The name Dansk came from the company founders’ love for Danish 1950s design, teak in particular. My share in the whole was named “Finnish Accent”. Dansk wanted a Finnish company to manufacture the textiles I designed, and they chose Tampella from Tampere. Dansk did not want to own production plants, but wanted instead to find companies that made their products.”
Your career took a new turn when you founded Woodnotes together with your son, Mikko Puotila, in 1987. How did you find paper yarn?
“The story of Woodnotes actually began with my exhibition at Galleria Otso in Tapiola in 1985. For that, I made unique art textiles from paper. I became familiar with the material then and the idea stayed with me. Later on, we experimented with industrial production and finally, through a friendly tip by Annala, maker of upholstery textiles, we found S. Ojalan Kutomo in Kauhajärvi. They succeeded in weaving carpets from paper yarn.
Now, more than 30 years later, the paper yarn carpet is still Woodnotes’ core product, even though our collection has expanded to include other textiles, curtains and furniture as well.”
Designs by Woodnotes
What have been the turning points in Woodnotes’ story?
“The first exhibition was held in Artek’s store on Keskuskatu in Helsinki in August 1987. It was a successful start, and certainly, one of the most important turning points.
The next important milestone, particularly in view of going international, was the furniture fair in Cologne in 1992. It was a great success in terms of exports, because we were in the right place at the right time. Order volumes were just huge.
Woodnotes was kind of the start of a second career for me. One of the most essential things I’ve learned is that in your own firm, there is nobody to dictate to you what you must do.”
Innovative use of materials is one of the factors that distinguish Woodnotes from competitors. Which factors are the basis of your success?
“I’ve created a large number of unique designs, which have later been refined into commercial products. Art lies in the heart of Woodnotes, and it makes the products harder to copy.
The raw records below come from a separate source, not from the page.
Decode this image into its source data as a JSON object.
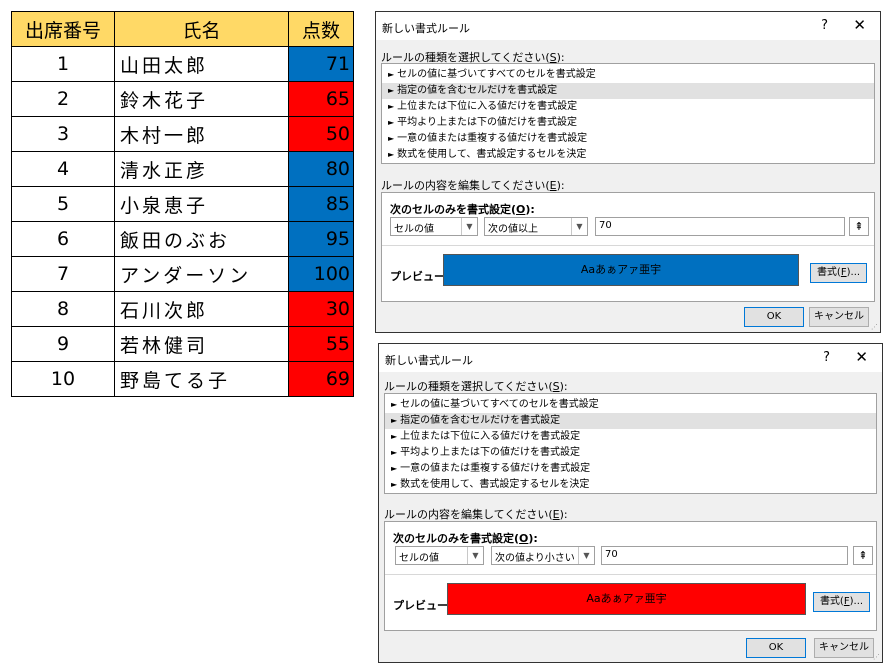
{
  "sheet": {
    "headers": [
      "出席番号",
      "氏名",
      "点数"
    ],
    "header_bg": "#ffd966",
    "rows": [
      {
        "num": "1",
        "name": "山田太郎",
        "score": "71",
        "fill": "#0070c0"
      },
      {
        "num": "2",
        "name": "鈴木花子",
        "score": "65",
        "fill": "#ff0000"
      },
      {
        "num": "3",
        "name": "木村一郎",
        "score": "50",
        "fill": "#ff0000"
      },
      {
        "num": "4",
        "name": "清水正彦",
        "score": "80",
        "fill": "#0070c0"
      },
      {
        "num": "5",
        "name": "小泉恵子",
        "score": "85",
        "fill": "#0070c0"
      },
      {
        "num": "6",
        "name": "飯田のぶお",
        "score": "95",
        "fill": "#0070c0"
      },
      {
        "num": "7",
        "name": "アンダーソン",
        "score": "100",
        "fill": "#0070c0"
      },
      {
        "num": "8",
        "name": "石川次郎",
        "score": "30",
        "fill": "#ff0000"
      },
      {
        "num": "9",
        "name": "若林健司",
        "score": "55",
        "fill": "#ff0000"
      },
      {
        "num": "10",
        "name": "野島てる子",
        "score": "69",
        "fill": "#ff0000"
      }
    ]
  },
  "dialogs": [
    {
      "title": "新しい書式ルール",
      "help": "?",
      "close": "✕",
      "rule_type_label": "ルールの種類を選択してください(",
      "rule_type_key": "S",
      "rule_types": [
        "セルの値に基づいてすべてのセルを書式設定",
        "指定の値を含むセルだけを書式設定",
        "上位または下位に入る値だけを書式設定",
        "平均より上または下の値だけを書式設定",
        "一意の値または重複する値だけを書式設定",
        "数式を使用して、書式設定するセルを決定"
      ],
      "selected_index": 1,
      "edit_label": "ルールの内容を編集してください(",
      "edit_key": "E",
      "panel_heading": "次のセルのみを書式設定(",
      "panel_key": "O",
      "field1": "セルの値",
      "operator": "次の値以上",
      "value": "70",
      "preview_label": "プレビュー:",
      "preview_text": "Aaあぁアァ亜宇",
      "preview_color": "#0070c0",
      "format_button": "書式(",
      "format_key": "F",
      "ok": "OK",
      "cancel": "キャンセル"
    },
    {
      "title": "新しい書式ルール",
      "help": "?",
      "close": "✕",
      "rule_type_label": "ルールの種類を選択してください(",
      "rule_type_key": "S",
      "rule_types": [
        "セルの値に基づいてすべてのセルを書式設定",
        "指定の値を含むセルだけを書式設定",
        "上位または下位に入る値だけを書式設定",
        "平均より上または下の値だけを書式設定",
        "一意の値または重複する値だけを書式設定",
        "数式を使用して、書式設定するセルを決定"
      ],
      "selected_index": 1,
      "edit_label": "ルールの内容を編集してください(",
      "edit_key": "E",
      "panel_heading": "次のセルのみを書式設定(",
      "panel_key": "O",
      "field1": "セルの値",
      "operator": "次の値より小さい",
      "value": "70",
      "preview_label": "プレビュー:",
      "preview_text": "Aaあぁアァ亜宇",
      "preview_color": "#ff0000",
      "format_button": "書式(",
      "format_key": "F",
      "ok": "OK",
      "cancel": "キャンセル"
    }
  ]
}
Maybe the most important thing is, however, that we have succeeded in finding good people to make the designs for us, and cooperation with them has always worked without a hitch.
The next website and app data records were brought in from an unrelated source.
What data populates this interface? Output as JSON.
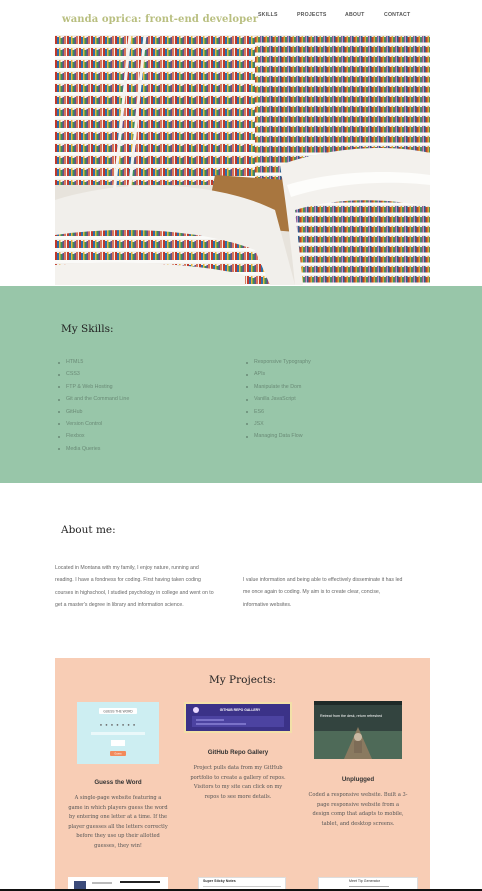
{
  "header": {
    "brand": "wanda oprica: front-end developer",
    "nav": [
      {
        "label": "SKILLS"
      },
      {
        "label": "PROJECTS"
      },
      {
        "label": "ABOUT"
      },
      {
        "label": "CONTACT"
      }
    ]
  },
  "skills": {
    "title": "My Skills:",
    "left": [
      "HTML5",
      "CSS3",
      "FTP & Web Hosting",
      "Git and the Command Line",
      "GitHub",
      "Version Control",
      "Flexbox",
      "Media Queries"
    ],
    "right": [
      "Responsive Typography",
      "APIs",
      "Manipulate the Dom",
      "Vanilla JavaScript",
      "ES6",
      "JSX",
      "Managing Data Flow"
    ]
  },
  "about": {
    "title": "About me:",
    "p1": "Located in Montana with my family, I enjoy nature, running and reading. I have a fondness for coding. First having taken coding courses in highschool, I studied psychology in college and went on to get a master's degree in library and information science.",
    "p2": "I value information and being able to effectively disseminate it has led me once again to coding. My aim is to create clear, concise, informative websites."
  },
  "projects": {
    "title": "My Projects:",
    "items": [
      {
        "title": "Guess the Word",
        "desc": "A single-page website featuring a game in which players guess the word by entering one letter at a time. If the player guesses all the letters correctly before they use up their allotted guesses, they win!",
        "thumb_title": "GUESS THE WORD",
        "thumb_button": "Guess"
      },
      {
        "title": "GitHub Repo Gallery",
        "desc": "Project pulls data from my GitHub portfolio to create a gallery of repos. Visitors to my site can click on my repos to see more details.",
        "thumb_title": "GITHUB REPO GALLERY"
      },
      {
        "title": "Unplugged",
        "desc": "Coded a responsive website. Built a 3-page responsive website from a design comp that adapts to mobile, tablet, and desktop screens.",
        "thumb_title": "Retreat from the desk, return refreshed"
      }
    ],
    "bottom_thumbs": [
      "",
      "Super Sticky Notes",
      "Meet Tip Generator"
    ]
  },
  "colors": {
    "skills_bg": "#98c6a9",
    "projects_bg": "#f8cdb5",
    "brand": "#b9bf80"
  }
}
Woodnotes was the first company in the world to use paper cord in everyday textiles in a modern way.
Of course, there have been challenging times over the years, like the financial crisis in fall 2008, which caused problems in exports. Fortunately, Mikko has always known how to take it easy – I’m the impatient one by nature, going “quick, quick”.
You are not only an expert with materials and fibers, but a master in color usage. Is the eye for color something you can practise?
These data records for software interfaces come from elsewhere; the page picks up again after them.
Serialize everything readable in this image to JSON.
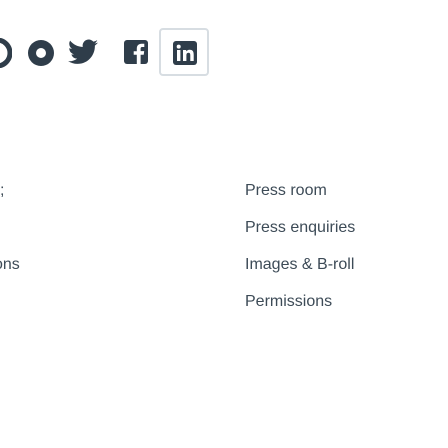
{
  "social_icons": [
    {
      "name": "partial-icon"
    },
    {
      "name": "circle-icon"
    },
    {
      "name": "twitter-icon"
    },
    {
      "name": "facebook-icon"
    },
    {
      "name": "linkedin-icon"
    }
  ],
  "left_column": {
    "item_1": ";",
    "item_3": "ons"
  },
  "links": [
    {
      "label": "Press room"
    },
    {
      "label": "Press enquiries"
    },
    {
      "label": "Images & B-roll"
    },
    {
      "label": "Permissions"
    }
  ],
  "colors": {
    "text": "#3d4b57",
    "icon": "#2f3d4a",
    "border": "#d7dde2"
  }
}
”You either have an eye for color or you don’t. It is something you are born with. I didn’t get it at school, any school. You can build your whole career on the eye for color.”
You are still working as a designer at Woodnotes. How do you maintain creativity?
“I paint a lot these days. Creativity requires active work, and it can also be a hobby. In some way, I also find that I am better at criticizing – experience of life gives you strength. If I had the chance for another life, I could start over in glass design. I would like to make more free-form objects, which resemble ceramics. Creativity has not vanished with age.”
Who: Ritva Puotila
• Born in 1935 in Vyborg, lives in Espoo
• Studied at the University of Art and Design Helsinki in 1954–1959
• Has had a long career as a textile designer – is known especially for her unique works, wall rugs and carpets
• Founded the design company Woodnotes together with her son, Mikko Puotila, in 1987
• Has received several design awards including The Finland Art Prize (1996), Kaj Franck Design Prize (2000), Textile Artist of the Year (2001), Red Dot Design Award (2004)
• Maxim: “Everything can be done better, if you have time and love to work”
Text: Mikko Vaija Photos: Kaisu Jouppi